■ **ASSIGNED TASK**
Produce a verbatim copy of the records, and keep the images out of it.

[Items from an interface collection]
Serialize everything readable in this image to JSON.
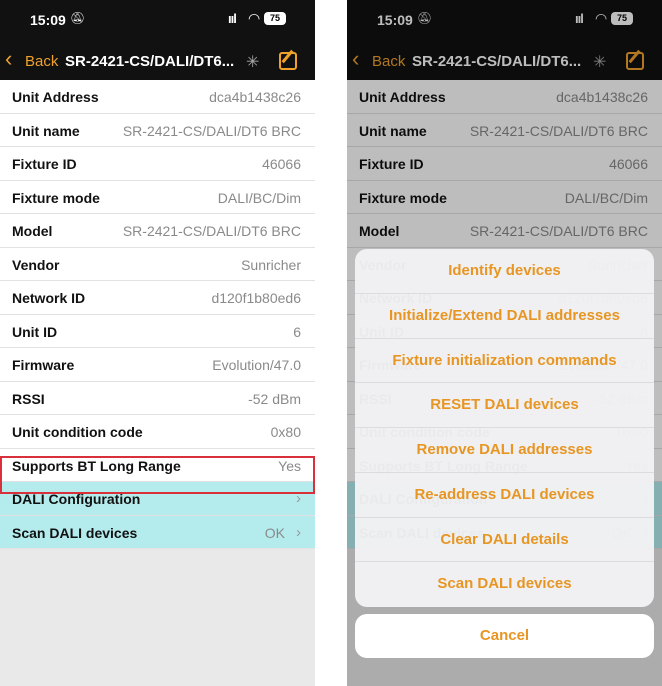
{
  "status_bar": {
    "time": "15:09",
    "battery": "75"
  },
  "nav": {
    "back_label": "Back",
    "title": "SR-2421-CS/DALI/DT6..."
  },
  "details": [
    {
      "label": "Unit Address",
      "value": "dca4b1438c26"
    },
    {
      "label": "Unit name",
      "value": "SR-2421-CS/DALI/DT6 BRC"
    },
    {
      "label": "Fixture ID",
      "value": "46066"
    },
    {
      "label": "Fixture mode",
      "value": "DALI/BC/Dim"
    },
    {
      "label": "Model",
      "value": "SR-2421-CS/DALI/DT6 BRC"
    },
    {
      "label": "Vendor",
      "value": "Sunricher"
    },
    {
      "label": "Network ID",
      "value": "d120f1b80ed6"
    },
    {
      "label": "Unit ID",
      "value": "6"
    },
    {
      "label": "Firmware",
      "value": "Evolution/47.0"
    },
    {
      "label": "RSSI",
      "value": "-52 dBm"
    },
    {
      "label": "Unit condition code",
      "value": "0x80"
    },
    {
      "label": "Supports BT Long Range",
      "value": "Yes"
    }
  ],
  "actions_rows": [
    {
      "label": "DALI Configuration",
      "value": ""
    },
    {
      "label": "Scan DALI devices",
      "value": "OK"
    }
  ],
  "action_sheet": {
    "items": [
      "Identify devices",
      "Initialize/Extend DALI addresses",
      "Fixture initialization commands",
      "RESET DALI devices",
      "Remove DALI addresses",
      "Re-address DALI devices",
      "Clear DALI details",
      "Scan DALI devices"
    ],
    "cancel": "Cancel"
  },
  "colors": {
    "accent": "#f0a12c",
    "highlight_row": "#b4ecee",
    "selection_box": "#d9313b"
  }
}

■ **RESULT OF THIS EXERCISE**
Serialize everything readable in this image to JSON.
{
  "status_bar": {
    "time": "15:09",
    "battery": "75"
  },
  "nav": {
    "back_label": "Back",
    "title": "SR-2421-CS/DALI/DT6..."
  },
  "details": [
    {
      "label": "Unit Address",
      "value": "dca4b1438c26"
    },
    {
      "label": "Unit name",
      "value": "SR-2421-CS/DALI/DT6 BRC"
    },
    {
      "label": "Fixture ID",
      "value": "46066"
    },
    {
      "label": "Fixture mode",
      "value": "DALI/BC/Dim"
    },
    {
      "label": "Model",
      "value": "SR-2421-CS/DALI/DT6 BRC"
    },
    {
      "label": "Vendor",
      "value": "Sunricher"
    },
    {
      "label": "Network ID",
      "value": "d120f1b80ed6"
    },
    {
      "label": "Unit ID",
      "value": "6"
    },
    {
      "label": "Firmware",
      "value": "Evolution/47.0"
    },
    {
      "label": "RSSI",
      "value": "-52 dBm"
    },
    {
      "label": "Unit condition code",
      "value": "0x80"
    },
    {
      "label": "Supports BT Long Range",
      "value": "Yes"
    }
  ],
  "actions_rows": [
    {
      "label": "DALI Configuration",
      "value": ""
    },
    {
      "label": "Scan DALI devices",
      "value": "OK"
    }
  ],
  "action_sheet": {
    "items": [
      "Identify devices",
      "Initialize/Extend DALI addresses",
      "Fixture initialization commands",
      "RESET DALI devices",
      "Remove DALI addresses",
      "Re-address DALI devices",
      "Clear DALI details",
      "Scan DALI devices"
    ],
    "cancel": "Cancel"
  },
  "colors": {
    "accent": "#f0a12c",
    "highlight_row": "#b4ecee",
    "selection_box": "#d9313b"
  }
}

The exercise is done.